*DATA FOR THIS TASK*
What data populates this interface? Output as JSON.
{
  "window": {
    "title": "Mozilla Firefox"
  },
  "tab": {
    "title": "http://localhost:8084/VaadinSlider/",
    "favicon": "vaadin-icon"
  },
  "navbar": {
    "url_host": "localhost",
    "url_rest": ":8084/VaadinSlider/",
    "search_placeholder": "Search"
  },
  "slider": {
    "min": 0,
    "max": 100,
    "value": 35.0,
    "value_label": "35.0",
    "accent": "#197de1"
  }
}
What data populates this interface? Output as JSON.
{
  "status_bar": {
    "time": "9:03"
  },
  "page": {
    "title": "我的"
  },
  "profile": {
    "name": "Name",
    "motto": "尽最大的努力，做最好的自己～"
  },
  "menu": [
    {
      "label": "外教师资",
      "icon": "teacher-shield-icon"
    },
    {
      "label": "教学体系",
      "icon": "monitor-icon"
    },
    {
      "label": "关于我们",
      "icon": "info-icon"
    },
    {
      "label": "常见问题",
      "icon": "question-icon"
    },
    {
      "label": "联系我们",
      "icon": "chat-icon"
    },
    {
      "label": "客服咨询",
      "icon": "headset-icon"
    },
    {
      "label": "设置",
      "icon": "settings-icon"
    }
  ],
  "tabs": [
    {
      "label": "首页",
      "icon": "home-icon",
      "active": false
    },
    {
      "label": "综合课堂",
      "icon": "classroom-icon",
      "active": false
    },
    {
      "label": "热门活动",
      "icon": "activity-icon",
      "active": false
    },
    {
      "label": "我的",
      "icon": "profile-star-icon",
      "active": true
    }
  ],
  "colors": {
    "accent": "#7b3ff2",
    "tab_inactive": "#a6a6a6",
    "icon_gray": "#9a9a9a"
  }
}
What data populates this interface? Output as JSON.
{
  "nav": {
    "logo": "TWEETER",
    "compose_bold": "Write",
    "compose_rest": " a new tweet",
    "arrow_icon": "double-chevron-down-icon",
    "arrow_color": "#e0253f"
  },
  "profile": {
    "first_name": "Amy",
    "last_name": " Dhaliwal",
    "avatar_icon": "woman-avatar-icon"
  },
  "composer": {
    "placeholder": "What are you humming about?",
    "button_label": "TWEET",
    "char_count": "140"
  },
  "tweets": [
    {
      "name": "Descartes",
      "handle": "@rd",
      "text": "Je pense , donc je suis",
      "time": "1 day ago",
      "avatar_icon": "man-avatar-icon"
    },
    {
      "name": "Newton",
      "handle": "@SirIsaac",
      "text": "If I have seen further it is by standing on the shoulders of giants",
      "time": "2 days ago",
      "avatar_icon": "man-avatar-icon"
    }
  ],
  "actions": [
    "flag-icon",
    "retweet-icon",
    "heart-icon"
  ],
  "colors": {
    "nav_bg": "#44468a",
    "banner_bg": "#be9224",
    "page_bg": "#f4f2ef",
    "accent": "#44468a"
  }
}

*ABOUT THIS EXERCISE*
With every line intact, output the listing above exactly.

*SOLUTION TO THIS PROBLEM*
What data populates this interface? Output as JSON.
{
  "window": {
    "title": "Mozilla Firefox"
  },
  "tab": {
    "title": "http://localhost:8084/VaadinSlider/",
    "favicon": "vaadin-icon"
  },
  "navbar": {
    "url_host": "localhost",
    "url_rest": ":8084/VaadinSlider/",
    "search_placeholder": "Search"
  },
  "slider": {
    "min": 0,
    "max": 100,
    "value": 35.0,
    "value_label": "35.0",
    "accent": "#197de1"
  }
}
What data populates this interface? Output as JSON.
{
  "status_bar": {
    "time": "9:03"
  },
  "page": {
    "title": "我的"
  },
  "profile": {
    "name": "Name",
    "motto": "尽最大的努力，做最好的自己～"
  },
  "menu": [
    {
      "label": "外教师资",
      "icon": "teacher-shield-icon"
    },
    {
      "label": "教学体系",
      "icon": "monitor-icon"
    },
    {
      "label": "关于我们",
      "icon": "info-icon"
    },
    {
      "label": "常见问题",
      "icon": "question-icon"
    },
    {
      "label": "联系我们",
      "icon": "chat-icon"
    },
    {
      "label": "客服咨询",
      "icon": "headset-icon"
    },
    {
      "label": "设置",
      "icon": "settings-icon"
    }
  ],
  "tabs": [
    {
      "label": "首页",
      "icon": "home-icon",
      "active": false
    },
    {
      "label": "综合课堂",
      "icon": "classroom-icon",
      "active": false
    },
    {
      "label": "热门活动",
      "icon": "activity-icon",
      "active": false
    },
    {
      "label": "我的",
      "icon": "profile-star-icon",
      "active": true
    }
  ],
  "colors": {
    "accent": "#7b3ff2",
    "tab_inactive": "#a6a6a6",
    "icon_gray": "#9a9a9a"
  }
}
What data populates this interface? Output as JSON.
{
  "nav": {
    "logo": "TWEETER",
    "compose_bold": "Write",
    "compose_rest": " a new tweet",
    "arrow_icon": "double-chevron-down-icon",
    "arrow_color": "#e0253f"
  },
  "profile": {
    "first_name": "Amy",
    "last_name": " Dhaliwal",
    "avatar_icon": "woman-avatar-icon"
  },
  "composer": {
    "placeholder": "What are you humming about?",
    "button_label": "TWEET",
    "char_count": "140"
  },
  "tweets": [
    {
      "name": "Descartes",
      "handle": "@rd",
      "text": "Je pense , donc je suis",
      "time": "1 day ago",
      "avatar_icon": "man-avatar-icon"
    },
    {
      "name": "Newton",
      "handle": "@SirIsaac",
      "text": "If I have seen further it is by standing on the shoulders of giants",
      "time": "2 days ago",
      "avatar_icon": "man-avatar-icon"
    }
  ],
  "actions": [
    "flag-icon",
    "retweet-icon",
    "heart-icon"
  ],
  "colors": {
    "nav_bg": "#44468a",
    "banner_bg": "#be9224",
    "page_bg": "#f4f2ef",
    "accent": "#44468a"
  }
}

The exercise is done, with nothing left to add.